● REQUIREMENT
Please return all lines from the records below that include the string "Platform".

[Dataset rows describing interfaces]
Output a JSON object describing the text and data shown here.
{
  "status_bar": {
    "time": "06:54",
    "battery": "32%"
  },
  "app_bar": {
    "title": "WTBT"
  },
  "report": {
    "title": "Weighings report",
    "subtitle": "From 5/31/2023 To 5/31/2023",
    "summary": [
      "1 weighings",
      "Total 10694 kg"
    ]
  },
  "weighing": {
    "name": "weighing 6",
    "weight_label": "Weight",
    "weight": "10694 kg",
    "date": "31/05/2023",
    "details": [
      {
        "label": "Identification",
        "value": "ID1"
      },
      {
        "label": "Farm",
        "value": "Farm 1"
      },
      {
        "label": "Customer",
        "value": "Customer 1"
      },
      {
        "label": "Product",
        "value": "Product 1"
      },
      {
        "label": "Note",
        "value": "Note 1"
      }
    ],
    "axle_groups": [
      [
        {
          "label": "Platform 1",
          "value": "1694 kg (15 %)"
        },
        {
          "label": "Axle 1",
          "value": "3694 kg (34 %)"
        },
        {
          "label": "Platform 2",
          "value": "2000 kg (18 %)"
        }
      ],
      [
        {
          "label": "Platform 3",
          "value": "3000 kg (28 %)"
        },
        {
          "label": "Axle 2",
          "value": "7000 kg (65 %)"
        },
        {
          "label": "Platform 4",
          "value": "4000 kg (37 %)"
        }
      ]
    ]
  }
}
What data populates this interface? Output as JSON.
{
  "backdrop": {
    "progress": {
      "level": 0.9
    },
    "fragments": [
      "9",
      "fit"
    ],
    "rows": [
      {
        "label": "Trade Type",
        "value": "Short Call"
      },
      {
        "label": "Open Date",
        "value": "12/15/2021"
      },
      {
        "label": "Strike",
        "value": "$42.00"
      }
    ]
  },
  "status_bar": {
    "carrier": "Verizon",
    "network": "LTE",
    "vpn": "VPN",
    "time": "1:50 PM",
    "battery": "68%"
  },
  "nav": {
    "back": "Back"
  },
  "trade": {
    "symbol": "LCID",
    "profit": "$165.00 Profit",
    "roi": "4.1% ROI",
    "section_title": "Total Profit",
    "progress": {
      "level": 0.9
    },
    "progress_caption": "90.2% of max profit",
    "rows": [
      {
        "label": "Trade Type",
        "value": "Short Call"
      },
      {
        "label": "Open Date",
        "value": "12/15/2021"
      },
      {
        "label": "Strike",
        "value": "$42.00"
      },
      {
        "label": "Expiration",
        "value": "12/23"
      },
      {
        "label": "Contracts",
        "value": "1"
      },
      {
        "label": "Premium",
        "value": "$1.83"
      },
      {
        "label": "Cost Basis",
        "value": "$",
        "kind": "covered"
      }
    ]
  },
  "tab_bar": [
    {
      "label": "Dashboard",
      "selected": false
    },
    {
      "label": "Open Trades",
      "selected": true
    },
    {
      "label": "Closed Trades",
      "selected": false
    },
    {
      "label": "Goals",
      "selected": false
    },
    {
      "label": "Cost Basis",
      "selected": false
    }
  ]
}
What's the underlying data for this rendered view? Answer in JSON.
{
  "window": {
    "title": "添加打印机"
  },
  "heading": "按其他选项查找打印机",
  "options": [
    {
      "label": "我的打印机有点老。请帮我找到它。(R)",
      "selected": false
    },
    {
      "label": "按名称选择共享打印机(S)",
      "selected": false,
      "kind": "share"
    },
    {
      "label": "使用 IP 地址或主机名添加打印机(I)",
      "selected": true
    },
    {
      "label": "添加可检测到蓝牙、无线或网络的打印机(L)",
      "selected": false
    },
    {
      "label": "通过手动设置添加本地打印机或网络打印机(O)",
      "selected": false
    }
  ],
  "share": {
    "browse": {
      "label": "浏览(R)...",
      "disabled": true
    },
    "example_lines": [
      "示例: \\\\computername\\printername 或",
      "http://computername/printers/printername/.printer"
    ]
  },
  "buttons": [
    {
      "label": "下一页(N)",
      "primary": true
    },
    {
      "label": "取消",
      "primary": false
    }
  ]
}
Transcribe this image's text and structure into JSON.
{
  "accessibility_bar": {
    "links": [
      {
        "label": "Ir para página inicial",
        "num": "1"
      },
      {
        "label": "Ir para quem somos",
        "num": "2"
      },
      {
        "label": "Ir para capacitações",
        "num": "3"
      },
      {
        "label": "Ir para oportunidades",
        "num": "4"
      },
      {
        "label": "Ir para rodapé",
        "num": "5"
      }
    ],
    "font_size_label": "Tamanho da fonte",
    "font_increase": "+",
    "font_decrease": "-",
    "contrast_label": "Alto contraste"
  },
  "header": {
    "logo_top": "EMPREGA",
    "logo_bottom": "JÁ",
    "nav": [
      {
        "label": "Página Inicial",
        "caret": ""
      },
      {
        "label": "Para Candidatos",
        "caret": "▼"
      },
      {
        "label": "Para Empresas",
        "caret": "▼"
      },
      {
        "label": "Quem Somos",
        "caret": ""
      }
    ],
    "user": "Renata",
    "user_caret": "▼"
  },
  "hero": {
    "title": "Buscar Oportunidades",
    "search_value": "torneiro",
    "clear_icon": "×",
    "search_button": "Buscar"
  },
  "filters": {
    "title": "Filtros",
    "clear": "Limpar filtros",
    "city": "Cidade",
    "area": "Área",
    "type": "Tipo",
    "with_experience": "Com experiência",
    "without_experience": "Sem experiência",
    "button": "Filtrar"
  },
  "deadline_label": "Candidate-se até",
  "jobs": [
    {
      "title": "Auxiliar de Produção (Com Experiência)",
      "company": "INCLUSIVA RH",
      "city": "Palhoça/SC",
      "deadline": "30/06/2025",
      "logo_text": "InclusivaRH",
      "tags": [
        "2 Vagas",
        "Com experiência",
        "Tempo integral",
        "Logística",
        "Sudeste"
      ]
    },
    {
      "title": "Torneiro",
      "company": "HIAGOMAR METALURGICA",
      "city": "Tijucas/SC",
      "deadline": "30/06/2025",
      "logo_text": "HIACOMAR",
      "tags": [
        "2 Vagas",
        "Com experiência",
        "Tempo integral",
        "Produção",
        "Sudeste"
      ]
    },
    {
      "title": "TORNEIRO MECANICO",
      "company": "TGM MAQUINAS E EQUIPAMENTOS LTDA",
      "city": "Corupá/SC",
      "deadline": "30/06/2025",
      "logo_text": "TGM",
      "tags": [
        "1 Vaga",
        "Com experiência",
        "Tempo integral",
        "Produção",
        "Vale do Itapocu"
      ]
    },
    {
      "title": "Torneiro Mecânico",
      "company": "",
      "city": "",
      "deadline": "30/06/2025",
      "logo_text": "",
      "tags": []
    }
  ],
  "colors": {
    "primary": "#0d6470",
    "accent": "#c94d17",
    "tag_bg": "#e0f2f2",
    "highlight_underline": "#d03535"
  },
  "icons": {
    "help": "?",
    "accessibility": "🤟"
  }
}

● RESPONSE AREA
          "label": "Platform 1",
          "label": "Platform 2",
          "label": "Platform 3",
          "label": "Platform 4",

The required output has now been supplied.